- _PROBLEM TO SOLVE_
Go through the entries below and collect each line with the string "path" in it.

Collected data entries
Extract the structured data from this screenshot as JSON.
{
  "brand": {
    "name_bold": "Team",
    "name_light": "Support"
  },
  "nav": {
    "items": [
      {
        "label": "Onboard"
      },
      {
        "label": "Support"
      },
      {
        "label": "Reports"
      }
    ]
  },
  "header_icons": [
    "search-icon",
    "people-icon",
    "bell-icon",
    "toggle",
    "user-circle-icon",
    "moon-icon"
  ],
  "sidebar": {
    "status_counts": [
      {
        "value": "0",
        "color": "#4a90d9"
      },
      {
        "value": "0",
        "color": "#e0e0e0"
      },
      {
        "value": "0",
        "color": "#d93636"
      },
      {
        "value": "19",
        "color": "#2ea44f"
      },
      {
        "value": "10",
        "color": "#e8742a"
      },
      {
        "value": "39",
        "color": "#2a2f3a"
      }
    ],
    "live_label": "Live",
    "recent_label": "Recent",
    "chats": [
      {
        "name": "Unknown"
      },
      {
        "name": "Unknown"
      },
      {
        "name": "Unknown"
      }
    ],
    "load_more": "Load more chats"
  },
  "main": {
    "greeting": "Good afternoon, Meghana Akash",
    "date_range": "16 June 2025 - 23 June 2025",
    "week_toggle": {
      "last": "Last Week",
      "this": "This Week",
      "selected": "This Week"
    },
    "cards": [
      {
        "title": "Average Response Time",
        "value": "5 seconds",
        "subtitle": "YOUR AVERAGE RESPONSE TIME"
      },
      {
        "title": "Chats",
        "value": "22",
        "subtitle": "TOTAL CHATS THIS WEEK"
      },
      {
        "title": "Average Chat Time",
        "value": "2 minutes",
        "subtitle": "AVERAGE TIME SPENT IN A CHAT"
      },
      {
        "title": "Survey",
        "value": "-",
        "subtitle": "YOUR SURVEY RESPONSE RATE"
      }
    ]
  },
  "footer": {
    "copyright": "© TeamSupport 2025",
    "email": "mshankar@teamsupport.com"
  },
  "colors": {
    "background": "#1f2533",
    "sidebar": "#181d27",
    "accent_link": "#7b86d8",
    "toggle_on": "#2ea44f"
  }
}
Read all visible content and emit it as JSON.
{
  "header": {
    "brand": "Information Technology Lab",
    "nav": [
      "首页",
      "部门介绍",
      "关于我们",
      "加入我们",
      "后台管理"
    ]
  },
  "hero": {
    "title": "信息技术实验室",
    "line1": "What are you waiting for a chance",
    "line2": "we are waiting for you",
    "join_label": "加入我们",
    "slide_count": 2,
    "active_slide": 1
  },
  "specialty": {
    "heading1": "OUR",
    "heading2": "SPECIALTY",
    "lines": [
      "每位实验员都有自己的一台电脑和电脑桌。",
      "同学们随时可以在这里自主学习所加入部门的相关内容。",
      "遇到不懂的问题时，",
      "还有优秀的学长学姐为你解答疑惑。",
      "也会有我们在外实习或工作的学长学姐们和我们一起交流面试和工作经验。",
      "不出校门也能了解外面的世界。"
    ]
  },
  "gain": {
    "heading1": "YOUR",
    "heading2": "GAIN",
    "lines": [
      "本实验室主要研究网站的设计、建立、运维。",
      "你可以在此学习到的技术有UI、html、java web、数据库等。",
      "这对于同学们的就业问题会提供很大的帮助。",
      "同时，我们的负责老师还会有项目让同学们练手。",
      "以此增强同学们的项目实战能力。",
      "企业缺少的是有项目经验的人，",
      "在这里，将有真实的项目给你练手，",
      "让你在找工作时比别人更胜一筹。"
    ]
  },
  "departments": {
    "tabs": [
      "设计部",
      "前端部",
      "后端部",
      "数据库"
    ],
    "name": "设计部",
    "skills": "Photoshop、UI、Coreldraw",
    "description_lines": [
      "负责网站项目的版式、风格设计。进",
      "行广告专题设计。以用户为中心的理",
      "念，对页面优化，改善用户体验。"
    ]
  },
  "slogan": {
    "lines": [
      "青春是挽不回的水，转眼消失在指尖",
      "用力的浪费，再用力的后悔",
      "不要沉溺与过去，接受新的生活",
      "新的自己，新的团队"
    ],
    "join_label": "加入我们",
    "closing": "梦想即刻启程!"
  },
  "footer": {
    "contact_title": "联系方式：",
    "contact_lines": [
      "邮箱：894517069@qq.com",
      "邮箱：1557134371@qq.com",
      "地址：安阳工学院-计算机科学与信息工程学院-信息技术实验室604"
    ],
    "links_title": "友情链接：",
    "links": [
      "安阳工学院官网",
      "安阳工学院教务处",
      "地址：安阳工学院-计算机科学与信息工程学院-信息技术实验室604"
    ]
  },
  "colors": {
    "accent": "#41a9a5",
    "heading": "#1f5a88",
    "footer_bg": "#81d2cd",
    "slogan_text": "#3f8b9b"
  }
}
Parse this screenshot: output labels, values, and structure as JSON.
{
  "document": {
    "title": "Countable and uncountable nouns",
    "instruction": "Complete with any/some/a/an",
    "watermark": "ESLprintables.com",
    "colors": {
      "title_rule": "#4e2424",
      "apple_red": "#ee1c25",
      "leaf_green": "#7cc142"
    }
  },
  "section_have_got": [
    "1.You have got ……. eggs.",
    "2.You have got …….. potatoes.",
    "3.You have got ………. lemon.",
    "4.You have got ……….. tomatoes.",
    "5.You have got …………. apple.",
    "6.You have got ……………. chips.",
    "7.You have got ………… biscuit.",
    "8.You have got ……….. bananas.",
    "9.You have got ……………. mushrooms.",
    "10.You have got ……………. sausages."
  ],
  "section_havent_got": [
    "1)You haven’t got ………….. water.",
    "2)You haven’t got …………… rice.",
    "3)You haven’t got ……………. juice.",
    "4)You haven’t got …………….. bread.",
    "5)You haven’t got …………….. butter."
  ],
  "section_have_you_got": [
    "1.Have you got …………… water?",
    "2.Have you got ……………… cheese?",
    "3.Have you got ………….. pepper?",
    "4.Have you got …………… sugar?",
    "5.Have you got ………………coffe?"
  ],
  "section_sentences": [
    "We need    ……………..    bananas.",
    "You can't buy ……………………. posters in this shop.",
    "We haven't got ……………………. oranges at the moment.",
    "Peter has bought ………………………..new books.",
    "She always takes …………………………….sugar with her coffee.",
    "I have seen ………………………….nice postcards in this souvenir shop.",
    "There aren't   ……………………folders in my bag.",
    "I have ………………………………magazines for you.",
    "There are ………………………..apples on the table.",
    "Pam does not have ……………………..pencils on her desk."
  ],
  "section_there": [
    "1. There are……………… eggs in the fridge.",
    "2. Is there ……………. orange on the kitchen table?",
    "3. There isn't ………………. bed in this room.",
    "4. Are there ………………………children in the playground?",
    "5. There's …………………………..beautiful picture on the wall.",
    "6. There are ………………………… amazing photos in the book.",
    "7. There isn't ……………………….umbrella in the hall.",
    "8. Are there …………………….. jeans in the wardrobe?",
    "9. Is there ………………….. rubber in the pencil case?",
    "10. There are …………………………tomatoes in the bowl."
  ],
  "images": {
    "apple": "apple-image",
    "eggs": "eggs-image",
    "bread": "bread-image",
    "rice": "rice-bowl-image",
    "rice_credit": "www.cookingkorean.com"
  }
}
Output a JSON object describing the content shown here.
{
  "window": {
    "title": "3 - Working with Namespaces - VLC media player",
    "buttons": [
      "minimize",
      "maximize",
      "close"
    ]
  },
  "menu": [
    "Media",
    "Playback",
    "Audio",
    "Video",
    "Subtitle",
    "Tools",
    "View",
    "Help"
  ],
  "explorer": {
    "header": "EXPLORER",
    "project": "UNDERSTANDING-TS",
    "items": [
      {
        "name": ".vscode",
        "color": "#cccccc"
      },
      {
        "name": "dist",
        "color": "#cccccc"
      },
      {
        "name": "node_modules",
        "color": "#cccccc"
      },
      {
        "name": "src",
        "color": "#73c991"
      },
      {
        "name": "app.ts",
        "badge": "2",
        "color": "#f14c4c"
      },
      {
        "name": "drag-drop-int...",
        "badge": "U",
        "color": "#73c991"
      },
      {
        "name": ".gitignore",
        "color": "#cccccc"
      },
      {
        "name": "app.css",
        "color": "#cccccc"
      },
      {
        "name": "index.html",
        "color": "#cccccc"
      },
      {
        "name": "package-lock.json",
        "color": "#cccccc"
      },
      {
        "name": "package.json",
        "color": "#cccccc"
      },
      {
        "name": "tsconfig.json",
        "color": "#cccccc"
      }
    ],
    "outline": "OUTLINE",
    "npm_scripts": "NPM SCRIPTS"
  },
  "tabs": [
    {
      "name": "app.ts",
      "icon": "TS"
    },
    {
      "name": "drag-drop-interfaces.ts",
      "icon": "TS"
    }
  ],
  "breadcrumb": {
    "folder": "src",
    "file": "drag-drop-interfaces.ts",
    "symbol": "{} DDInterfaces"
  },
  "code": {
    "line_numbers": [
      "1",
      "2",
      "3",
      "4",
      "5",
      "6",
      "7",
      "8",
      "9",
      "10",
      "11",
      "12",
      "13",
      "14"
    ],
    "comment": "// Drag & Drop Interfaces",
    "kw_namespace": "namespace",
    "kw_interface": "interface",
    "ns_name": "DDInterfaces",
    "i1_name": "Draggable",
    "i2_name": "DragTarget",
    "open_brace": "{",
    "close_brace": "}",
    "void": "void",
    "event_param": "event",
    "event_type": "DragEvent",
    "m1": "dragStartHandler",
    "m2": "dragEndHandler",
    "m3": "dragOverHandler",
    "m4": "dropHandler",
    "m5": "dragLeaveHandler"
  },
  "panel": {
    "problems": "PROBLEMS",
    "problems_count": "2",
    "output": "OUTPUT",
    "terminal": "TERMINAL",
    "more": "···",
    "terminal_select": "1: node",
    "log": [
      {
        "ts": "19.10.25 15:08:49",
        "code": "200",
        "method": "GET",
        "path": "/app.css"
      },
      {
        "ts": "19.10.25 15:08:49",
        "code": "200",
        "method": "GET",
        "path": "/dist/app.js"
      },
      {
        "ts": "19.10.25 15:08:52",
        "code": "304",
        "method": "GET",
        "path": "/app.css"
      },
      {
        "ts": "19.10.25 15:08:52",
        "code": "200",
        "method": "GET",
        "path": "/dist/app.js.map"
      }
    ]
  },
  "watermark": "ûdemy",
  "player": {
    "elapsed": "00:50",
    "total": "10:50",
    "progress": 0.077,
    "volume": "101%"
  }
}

- _REPLY TO THE EXERCISE_
        "path": "/app.css"
        "path": "/dist/app.js"
        "path": "/app.css"
        "path": "/dist/app.js.map"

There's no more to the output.